She married an Uzbek horseman and rode the length of the Silk Road; lived the oligarch lifestyle with ‘Putin’s banker’; and now leads intrepid group tours of the Stans

Riding the length of the Silk Road in 1999, from the ruins of Merv, in Turkmenistan, to Xi’an, in China, set off this whole apocalyptic adventure — or perhaps I should say misadventure. It was my friend’s dream to do it and I hooked onto it. She changed my life.

It was on that trip that I met my former husband, Shamil Galimzyanov, an Uzbek horseman. We became addicted to travelling in this way.

Riding the length of the Silk Road in 1999, from the ruins of Merv, in Turkmenistan, to Xi’an, in China, set off this whole apocalyptic adventure — or perhaps I should say misadventure. It was my friend’s dream to do it and I hooked onto it. She changed my life.

It was on that trip that I met my former husband, Shamil Galimzyanov, an Uzbek horseman. We became addicted to travelling in this way. After the Silk Road journey, he, a friend and I went to Mongolia with only packhorses. Our relationship was wonderful when we were in the wilds, but in the city it was just awful and unhappy. We’d been educated in very different ways.

It was lecturing about this trip at the Royal Geographical Society in London that first got me into leading tours. A German man came up to me after my talk and asked if I could set up a trek for him and 10 of his friends. I led them, with Shamil, from Bukhara to Samarkand, and it was a success. The next year, I took a trip to Kyrgyzstan, which is better suited to riding because it’s mountainous and beautiful, and the horses are wonderful. I went on to take groups every year between 2002 and 2009, and was leading a tour the week before my wedding. Back then, people heard about the trips by word of mouth. I never failed to fill one. The industry is completely different now.

Samarkand, Uzbekistan, GETTY

When I returned to Kyrgyzstan last summer, I felt I had rediscovered myself. Being in that landscape makes your senses alert. It’s complete freedom.

I was inspired to begin leading trips again, and they start this June. We camp — and sometimes people have reservations about that. But I like nice things and comforts, and I find nothing difficult about camping. The two are not mutually exclusive. Being in these places is, to me, the ultimate luxury. It’s a safari-type adventure; we stay in the most beautiful locations. There’s nothing phoney about it — I keep it authentic.

I speak fluent Russian now, but growing up in the UK — my mother is very English and we lived in the countryside — I didn’t feel at all Russian. My brother is called Dmitri and I wouldn’t pronounce his name because I was so embarrassed. I just called him “the baby”.

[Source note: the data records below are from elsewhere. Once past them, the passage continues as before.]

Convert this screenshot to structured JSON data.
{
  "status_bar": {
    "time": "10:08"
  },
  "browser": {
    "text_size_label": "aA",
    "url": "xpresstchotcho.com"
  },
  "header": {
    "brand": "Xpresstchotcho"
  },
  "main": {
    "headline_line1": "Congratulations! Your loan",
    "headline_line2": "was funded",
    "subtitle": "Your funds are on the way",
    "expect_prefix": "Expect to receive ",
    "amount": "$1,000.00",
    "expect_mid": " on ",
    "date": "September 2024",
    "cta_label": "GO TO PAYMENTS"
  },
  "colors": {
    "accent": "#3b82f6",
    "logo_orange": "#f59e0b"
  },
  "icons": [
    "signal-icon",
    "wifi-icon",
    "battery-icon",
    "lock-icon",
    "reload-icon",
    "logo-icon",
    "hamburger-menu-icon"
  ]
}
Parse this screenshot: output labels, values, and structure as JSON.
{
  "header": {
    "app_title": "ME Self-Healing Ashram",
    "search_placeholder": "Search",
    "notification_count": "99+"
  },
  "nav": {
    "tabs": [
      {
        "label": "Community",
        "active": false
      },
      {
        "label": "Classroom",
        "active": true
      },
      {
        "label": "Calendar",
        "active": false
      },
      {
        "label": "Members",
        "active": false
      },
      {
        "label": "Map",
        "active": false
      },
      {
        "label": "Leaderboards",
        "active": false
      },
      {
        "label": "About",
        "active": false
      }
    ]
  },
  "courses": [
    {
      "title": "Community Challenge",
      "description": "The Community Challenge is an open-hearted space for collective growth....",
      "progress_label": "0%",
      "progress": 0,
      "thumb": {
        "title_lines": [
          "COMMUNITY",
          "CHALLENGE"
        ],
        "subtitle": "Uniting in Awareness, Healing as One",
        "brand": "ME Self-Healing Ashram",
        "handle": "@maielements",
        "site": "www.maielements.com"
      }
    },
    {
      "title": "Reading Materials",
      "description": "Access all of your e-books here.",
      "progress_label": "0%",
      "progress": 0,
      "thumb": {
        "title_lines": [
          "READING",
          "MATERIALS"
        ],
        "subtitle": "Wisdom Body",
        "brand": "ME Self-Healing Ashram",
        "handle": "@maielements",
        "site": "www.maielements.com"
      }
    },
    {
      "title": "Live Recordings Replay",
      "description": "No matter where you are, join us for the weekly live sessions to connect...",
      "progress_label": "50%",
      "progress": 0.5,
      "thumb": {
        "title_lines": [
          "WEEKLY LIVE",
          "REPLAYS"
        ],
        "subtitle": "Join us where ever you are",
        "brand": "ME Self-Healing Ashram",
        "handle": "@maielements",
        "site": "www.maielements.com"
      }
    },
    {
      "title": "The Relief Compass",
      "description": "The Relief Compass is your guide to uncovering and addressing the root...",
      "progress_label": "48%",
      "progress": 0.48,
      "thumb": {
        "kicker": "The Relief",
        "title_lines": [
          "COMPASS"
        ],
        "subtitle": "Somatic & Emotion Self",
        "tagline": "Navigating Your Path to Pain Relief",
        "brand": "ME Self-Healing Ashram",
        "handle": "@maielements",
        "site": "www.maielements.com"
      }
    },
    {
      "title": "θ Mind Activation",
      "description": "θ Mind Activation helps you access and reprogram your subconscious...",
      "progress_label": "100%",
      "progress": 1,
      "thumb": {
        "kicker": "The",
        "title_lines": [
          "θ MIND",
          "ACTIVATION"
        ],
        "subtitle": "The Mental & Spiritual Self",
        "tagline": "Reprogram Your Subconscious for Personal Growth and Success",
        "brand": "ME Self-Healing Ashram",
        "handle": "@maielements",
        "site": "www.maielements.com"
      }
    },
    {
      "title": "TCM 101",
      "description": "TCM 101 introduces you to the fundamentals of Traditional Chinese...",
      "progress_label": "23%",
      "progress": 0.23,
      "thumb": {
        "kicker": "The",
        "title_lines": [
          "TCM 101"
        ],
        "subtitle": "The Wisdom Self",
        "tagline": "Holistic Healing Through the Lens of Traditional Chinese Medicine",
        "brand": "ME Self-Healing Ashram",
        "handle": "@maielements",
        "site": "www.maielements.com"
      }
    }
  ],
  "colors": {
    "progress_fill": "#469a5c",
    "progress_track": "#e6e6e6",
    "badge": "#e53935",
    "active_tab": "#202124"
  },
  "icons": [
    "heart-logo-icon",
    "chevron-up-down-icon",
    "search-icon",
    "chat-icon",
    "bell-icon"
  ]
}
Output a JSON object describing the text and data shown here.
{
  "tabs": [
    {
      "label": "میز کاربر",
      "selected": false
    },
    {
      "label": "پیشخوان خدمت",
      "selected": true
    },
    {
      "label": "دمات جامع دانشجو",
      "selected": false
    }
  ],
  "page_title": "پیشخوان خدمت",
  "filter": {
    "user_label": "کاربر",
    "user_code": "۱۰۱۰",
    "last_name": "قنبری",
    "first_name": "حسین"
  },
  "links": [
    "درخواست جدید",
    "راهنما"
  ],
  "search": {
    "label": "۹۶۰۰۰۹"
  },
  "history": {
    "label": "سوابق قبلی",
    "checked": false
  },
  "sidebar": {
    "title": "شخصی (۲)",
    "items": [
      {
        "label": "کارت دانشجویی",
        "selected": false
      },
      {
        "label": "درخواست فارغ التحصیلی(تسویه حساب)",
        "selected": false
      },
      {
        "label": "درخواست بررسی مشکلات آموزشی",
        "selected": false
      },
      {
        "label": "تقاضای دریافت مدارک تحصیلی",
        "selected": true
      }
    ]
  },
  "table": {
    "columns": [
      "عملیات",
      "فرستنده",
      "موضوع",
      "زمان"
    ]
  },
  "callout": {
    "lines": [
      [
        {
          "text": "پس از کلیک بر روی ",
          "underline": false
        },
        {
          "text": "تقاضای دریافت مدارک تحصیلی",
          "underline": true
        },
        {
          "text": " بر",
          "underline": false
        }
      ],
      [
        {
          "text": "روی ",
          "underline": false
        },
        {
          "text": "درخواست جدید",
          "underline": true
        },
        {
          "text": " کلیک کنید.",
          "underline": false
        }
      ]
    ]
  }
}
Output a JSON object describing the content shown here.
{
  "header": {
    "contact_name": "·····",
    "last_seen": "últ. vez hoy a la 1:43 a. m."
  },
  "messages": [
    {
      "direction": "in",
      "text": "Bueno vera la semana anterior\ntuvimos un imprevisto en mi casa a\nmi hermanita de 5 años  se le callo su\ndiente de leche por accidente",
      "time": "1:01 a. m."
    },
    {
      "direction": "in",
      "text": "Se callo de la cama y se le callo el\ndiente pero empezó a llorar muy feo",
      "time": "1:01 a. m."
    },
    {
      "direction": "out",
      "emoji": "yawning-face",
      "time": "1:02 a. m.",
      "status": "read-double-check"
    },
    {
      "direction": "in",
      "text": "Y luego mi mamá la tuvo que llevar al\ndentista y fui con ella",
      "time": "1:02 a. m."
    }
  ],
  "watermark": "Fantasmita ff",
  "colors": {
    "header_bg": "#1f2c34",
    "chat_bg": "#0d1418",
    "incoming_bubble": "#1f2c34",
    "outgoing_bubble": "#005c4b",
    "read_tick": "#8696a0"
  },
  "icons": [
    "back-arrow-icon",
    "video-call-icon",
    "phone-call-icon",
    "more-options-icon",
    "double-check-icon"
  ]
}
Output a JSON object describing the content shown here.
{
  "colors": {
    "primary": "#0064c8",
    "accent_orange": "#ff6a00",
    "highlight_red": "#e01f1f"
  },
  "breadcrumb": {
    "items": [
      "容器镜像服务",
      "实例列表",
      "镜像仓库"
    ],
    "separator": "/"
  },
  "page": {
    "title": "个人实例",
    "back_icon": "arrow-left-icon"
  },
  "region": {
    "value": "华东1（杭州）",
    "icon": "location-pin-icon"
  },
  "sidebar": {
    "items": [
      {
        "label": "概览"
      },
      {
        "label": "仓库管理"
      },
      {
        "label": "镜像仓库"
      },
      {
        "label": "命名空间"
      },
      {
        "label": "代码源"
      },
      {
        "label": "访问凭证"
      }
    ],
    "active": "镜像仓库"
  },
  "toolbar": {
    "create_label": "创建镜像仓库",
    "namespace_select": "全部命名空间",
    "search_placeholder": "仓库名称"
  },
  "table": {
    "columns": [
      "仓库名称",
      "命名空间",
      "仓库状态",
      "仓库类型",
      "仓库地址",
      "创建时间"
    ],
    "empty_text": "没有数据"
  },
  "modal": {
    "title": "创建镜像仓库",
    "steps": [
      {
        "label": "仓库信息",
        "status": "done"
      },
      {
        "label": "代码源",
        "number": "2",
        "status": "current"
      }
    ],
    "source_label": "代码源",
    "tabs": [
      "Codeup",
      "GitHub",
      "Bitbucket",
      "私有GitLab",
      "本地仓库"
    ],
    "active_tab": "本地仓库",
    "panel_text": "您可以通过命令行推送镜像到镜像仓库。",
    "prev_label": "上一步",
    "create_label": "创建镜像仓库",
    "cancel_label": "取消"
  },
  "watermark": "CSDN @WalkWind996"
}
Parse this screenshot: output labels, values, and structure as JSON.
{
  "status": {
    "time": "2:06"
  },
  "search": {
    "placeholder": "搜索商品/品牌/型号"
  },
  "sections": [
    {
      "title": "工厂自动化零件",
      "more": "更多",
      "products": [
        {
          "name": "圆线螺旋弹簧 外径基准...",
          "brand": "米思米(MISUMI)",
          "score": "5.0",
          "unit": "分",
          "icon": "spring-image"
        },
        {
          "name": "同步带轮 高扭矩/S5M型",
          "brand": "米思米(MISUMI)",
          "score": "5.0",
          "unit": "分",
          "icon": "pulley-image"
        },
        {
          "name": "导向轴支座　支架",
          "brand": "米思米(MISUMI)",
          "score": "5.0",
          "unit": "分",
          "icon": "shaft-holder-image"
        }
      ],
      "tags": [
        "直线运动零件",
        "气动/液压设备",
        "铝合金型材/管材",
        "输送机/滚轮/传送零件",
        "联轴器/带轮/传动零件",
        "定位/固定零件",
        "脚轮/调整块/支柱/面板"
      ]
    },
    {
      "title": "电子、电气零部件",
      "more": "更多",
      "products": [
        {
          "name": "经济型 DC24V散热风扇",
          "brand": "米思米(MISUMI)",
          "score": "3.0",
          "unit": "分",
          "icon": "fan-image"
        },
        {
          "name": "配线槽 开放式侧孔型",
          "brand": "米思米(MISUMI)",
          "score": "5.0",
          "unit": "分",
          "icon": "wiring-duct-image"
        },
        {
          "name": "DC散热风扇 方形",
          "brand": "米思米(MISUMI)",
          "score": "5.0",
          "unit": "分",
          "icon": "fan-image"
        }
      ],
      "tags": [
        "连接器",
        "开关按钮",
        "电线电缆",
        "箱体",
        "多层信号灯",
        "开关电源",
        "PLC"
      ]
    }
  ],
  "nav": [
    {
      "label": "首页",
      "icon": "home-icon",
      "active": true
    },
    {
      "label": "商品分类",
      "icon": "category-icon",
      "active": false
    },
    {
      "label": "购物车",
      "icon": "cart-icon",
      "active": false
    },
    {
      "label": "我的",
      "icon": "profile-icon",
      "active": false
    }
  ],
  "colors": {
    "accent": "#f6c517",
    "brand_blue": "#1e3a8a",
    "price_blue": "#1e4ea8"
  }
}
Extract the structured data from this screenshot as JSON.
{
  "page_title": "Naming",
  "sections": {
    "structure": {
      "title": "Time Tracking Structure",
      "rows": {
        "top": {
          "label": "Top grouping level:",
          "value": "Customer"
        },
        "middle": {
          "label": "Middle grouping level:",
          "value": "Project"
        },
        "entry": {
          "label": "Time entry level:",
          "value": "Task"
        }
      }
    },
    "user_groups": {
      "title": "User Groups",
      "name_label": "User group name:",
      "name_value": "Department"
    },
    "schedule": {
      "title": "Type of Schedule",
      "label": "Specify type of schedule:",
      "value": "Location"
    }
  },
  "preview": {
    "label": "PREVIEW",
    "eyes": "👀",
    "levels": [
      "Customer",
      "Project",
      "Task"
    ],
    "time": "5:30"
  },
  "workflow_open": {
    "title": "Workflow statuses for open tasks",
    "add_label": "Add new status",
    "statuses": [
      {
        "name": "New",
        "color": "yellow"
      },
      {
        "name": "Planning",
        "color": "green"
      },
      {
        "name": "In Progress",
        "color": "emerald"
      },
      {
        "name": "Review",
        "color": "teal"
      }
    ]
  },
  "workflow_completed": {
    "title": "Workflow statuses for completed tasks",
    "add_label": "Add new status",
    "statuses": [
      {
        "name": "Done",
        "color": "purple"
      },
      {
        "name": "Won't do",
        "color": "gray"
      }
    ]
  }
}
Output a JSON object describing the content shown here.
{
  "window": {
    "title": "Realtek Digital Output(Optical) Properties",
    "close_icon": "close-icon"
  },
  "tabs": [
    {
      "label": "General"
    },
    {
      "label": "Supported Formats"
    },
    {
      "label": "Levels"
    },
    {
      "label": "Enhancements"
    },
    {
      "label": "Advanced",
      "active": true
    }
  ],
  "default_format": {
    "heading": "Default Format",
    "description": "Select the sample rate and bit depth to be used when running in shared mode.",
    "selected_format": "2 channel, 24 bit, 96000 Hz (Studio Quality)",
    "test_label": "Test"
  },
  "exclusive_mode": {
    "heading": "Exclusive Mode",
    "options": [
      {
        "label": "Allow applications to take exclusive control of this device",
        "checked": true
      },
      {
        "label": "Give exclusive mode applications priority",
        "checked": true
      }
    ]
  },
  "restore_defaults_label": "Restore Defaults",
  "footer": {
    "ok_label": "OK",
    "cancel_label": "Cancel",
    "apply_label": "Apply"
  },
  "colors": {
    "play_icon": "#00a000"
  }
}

But my father encouraged me to read and, as a teenager, I read a lot of Leo Tolstoy — I’m a relative of the writer — as well as Lermontov, Chekhov, Dostoevsky and Turgenev. It is true that every book changes you. Reading Russian literature gave me a greater understanding of the Russian character.

A Kyrgyz camp in Naryn region, Kyrgyzstan, GETTY

The first time I went to Russia was in 1992, just after the Soviet Union dissolved. It was a real adventure. I’d only been to France on holiday, I didn’t speak Russian and all my friends were on gap years in Thailand and India. I lived with a Russian family in Moscow — the father was an actor. We’re still in touch now. He voiced the crocodile in my children’s favourite Soviet cartoon, Cheburashka, so it’s like he’s in our home.

When I came back, I switched my university course from philosophy to Russian at Edinburgh. It was quite a dramatic change from not wanting to be Russian to being proud of my heritage.

I met the father of my three children, Sergei Pugachev, a banker formerly in Putin’s inner circle, in 2009. We had an oligarchic lifestyle, and even had a suite on standby at Claridge’s. But it wasn’t really me. When he fled to France in 2015, I ultimately felt such relief. He got a prison sentence in the UK — so he won’t come back. But I will never go to France.

He was in a public dispute with Vladimir Putin, so it was dangerous for us to visit Russia for a long time. In 2018, I returned after eight years away. I went to Yasnaya Polyana (which means “clear glade”) — Tolstoy’s former home, which is 125 miles south of Moscow.

Yasnaya Polyana, Leo Tolstoy’s former redoubt, GETTY

My style reflects my journey. With Sergei, I lived in this “new Russian” way — but I hated it. Now I embrace embroidery, vintage Fair Isle knitwear from eBay and clothes by the Russian designer Russmotive, which reprints old fabric designs. I started Preloved by Alexandra Tolstoy with a friend — we sell second-hand designer items via Instagram — by doing this huge sale of my own clothes. I gave 20% of what I made to a charity in St Petersburg for children with autism. It was a therapeutic process.

I have a lot of energy. I just get on and do things; I can’t sit around doing nothing. Throughout my life, all the bad things that have happened have spurred me on.